## Task description
Please write out the complete listing that follows, exactly as it reads.

## Entries provided
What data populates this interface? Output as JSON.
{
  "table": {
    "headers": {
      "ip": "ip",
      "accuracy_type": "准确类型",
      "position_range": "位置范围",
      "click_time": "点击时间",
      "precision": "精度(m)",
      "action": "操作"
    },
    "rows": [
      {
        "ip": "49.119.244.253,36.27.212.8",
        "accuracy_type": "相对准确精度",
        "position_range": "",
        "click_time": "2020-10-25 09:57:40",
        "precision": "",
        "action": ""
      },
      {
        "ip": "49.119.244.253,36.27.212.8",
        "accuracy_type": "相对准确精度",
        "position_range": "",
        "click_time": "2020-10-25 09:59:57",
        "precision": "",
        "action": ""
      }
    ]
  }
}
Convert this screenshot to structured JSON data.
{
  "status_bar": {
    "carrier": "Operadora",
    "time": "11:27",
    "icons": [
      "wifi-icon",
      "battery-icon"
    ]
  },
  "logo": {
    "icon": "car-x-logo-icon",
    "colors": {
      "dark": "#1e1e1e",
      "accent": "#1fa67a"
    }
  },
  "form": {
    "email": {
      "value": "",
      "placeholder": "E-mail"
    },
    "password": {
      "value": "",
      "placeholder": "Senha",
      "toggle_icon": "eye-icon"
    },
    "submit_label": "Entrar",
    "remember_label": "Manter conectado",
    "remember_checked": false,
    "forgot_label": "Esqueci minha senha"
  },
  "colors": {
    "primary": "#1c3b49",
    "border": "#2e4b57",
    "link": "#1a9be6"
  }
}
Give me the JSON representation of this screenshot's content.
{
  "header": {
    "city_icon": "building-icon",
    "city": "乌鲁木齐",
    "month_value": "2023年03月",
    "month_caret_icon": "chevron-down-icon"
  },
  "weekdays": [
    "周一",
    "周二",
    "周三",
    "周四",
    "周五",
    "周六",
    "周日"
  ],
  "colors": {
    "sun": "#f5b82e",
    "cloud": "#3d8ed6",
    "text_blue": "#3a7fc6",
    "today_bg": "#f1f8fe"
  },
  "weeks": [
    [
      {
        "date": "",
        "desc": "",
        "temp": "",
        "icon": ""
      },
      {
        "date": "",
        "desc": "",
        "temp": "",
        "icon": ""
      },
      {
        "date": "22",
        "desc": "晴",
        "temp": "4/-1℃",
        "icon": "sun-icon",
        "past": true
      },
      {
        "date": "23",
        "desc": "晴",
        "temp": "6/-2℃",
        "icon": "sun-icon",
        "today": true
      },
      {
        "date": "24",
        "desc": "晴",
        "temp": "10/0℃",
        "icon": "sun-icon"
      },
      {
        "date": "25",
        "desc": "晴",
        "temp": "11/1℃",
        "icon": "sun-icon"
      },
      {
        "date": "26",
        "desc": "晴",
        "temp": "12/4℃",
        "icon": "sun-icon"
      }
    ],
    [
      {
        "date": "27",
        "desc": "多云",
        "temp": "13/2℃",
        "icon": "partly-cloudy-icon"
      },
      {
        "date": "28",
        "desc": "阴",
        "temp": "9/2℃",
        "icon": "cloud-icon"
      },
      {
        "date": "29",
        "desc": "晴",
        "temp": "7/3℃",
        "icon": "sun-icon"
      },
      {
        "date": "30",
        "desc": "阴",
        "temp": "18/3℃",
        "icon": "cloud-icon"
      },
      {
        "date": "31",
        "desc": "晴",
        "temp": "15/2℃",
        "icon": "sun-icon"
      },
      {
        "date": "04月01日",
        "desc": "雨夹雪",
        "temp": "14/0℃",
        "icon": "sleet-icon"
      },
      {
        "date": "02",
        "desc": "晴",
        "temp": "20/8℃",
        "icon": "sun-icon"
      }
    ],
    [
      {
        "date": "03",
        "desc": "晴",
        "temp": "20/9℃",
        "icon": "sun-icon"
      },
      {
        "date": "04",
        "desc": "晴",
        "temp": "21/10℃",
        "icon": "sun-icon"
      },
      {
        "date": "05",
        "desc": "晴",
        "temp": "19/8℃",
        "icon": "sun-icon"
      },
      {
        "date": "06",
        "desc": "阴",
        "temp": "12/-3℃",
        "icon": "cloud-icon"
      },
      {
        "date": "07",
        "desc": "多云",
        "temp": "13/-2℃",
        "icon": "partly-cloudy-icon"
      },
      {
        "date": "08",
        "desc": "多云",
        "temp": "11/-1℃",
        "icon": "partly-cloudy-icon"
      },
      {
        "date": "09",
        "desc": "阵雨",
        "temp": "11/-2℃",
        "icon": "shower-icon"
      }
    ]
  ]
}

## Expected answer
What data populates this interface? Output as JSON.
{
  "table": {
    "headers": {
      "ip": "ip",
      "accuracy_type": "准确类型",
      "position_range": "位置范围",
      "click_time": "点击时间",
      "precision": "精度(m)",
      "action": "操作"
    },
    "rows": [
      {
        "ip": "49.119.244.253,36.27.212.8",
        "accuracy_type": "相对准确精度",
        "position_range": "",
        "click_time": "2020-10-25 09:57:40",
        "precision": "",
        "action": ""
      },
      {
        "ip": "49.119.244.253,36.27.212.8",
        "accuracy_type": "相对准确精度",
        "position_range": "",
        "click_time": "2020-10-25 09:59:57",
        "precision": "",
        "action": ""
      }
    ]
  }
}
Convert this screenshot to structured JSON data.
{
  "status_bar": {
    "carrier": "Operadora",
    "time": "11:27",
    "icons": [
      "wifi-icon",
      "battery-icon"
    ]
  },
  "logo": {
    "icon": "car-x-logo-icon",
    "colors": {
      "dark": "#1e1e1e",
      "accent": "#1fa67a"
    }
  },
  "form": {
    "email": {
      "value": "",
      "placeholder": "E-mail"
    },
    "password": {
      "value": "",
      "placeholder": "Senha",
      "toggle_icon": "eye-icon"
    },
    "submit_label": "Entrar",
    "remember_label": "Manter conectado",
    "remember_checked": false,
    "forgot_label": "Esqueci minha senha"
  },
  "colors": {
    "primary": "#1c3b49",
    "border": "#2e4b57",
    "link": "#1a9be6"
  }
}
Give me the JSON representation of this screenshot's content.
{
  "header": {
    "city_icon": "building-icon",
    "city": "乌鲁木齐",
    "month_value": "2023年03月",
    "month_caret_icon": "chevron-down-icon"
  },
  "weekdays": [
    "周一",
    "周二",
    "周三",
    "周四",
    "周五",
    "周六",
    "周日"
  ],
  "colors": {
    "sun": "#f5b82e",
    "cloud": "#3d8ed6",
    "text_blue": "#3a7fc6",
    "today_bg": "#f1f8fe"
  },
  "weeks": [
    [
      {
        "date": "",
        "desc": "",
        "temp": "",
        "icon": ""
      },
      {
        "date": "",
        "desc": "",
        "temp": "",
        "icon": ""
      },
      {
        "date": "22",
        "desc": "晴",
        "temp": "4/-1℃",
        "icon": "sun-icon",
        "past": true
      },
      {
        "date": "23",
        "desc": "晴",
        "temp": "6/-2℃",
        "icon": "sun-icon",
        "today": true
      },
      {
        "date": "24",
        "desc": "晴",
        "temp": "10/0℃",
        "icon": "sun-icon"
      },
      {
        "date": "25",
        "desc": "晴",
        "temp": "11/1℃",
        "icon": "sun-icon"
      },
      {
        "date": "26",
        "desc": "晴",
        "temp": "12/4℃",
        "icon": "sun-icon"
      }
    ],
    [
      {
        "date": "27",
        "desc": "多云",
        "temp": "13/2℃",
        "icon": "partly-cloudy-icon"
      },
      {
        "date": "28",
        "desc": "阴",
        "temp": "9/2℃",
        "icon": "cloud-icon"
      },
      {
        "date": "29",
        "desc": "晴",
        "temp": "7/3℃",
        "icon": "sun-icon"
      },
      {
        "date": "30",
        "desc": "阴",
        "temp": "18/3℃",
        "icon": "cloud-icon"
      },
      {
        "date": "31",
        "desc": "晴",
        "temp": "15/2℃",
        "icon": "sun-icon"
      },
      {
        "date": "04月01日",
        "desc": "雨夹雪",
        "temp": "14/0℃",
        "icon": "sleet-icon"
      },
      {
        "date": "02",
        "desc": "晴",
        "temp": "20/8℃",
        "icon": "sun-icon"
      }
    ],
    [
      {
        "date": "03",
        "desc": "晴",
        "temp": "20/9℃",
        "icon": "sun-icon"
      },
      {
        "date": "04",
        "desc": "晴",
        "temp": "21/10℃",
        "icon": "sun-icon"
      },
      {
        "date": "05",
        "desc": "晴",
        "temp": "19/8℃",
        "icon": "sun-icon"
      },
      {
        "date": "06",
        "desc": "阴",
        "temp": "12/-3℃",
        "icon": "cloud-icon"
      },
      {
        "date": "07",
        "desc": "多云",
        "temp": "13/-2℃",
        "icon": "partly-cloudy-icon"
      },
      {
        "date": "08",
        "desc": "多云",
        "temp": "11/-1℃",
        "icon": "partly-cloudy-icon"
      },
      {
        "date": "09",
        "desc": "阵雨",
        "temp": "11/-2℃",
        "icon": "shower-icon"
      }
    ]
  ]
}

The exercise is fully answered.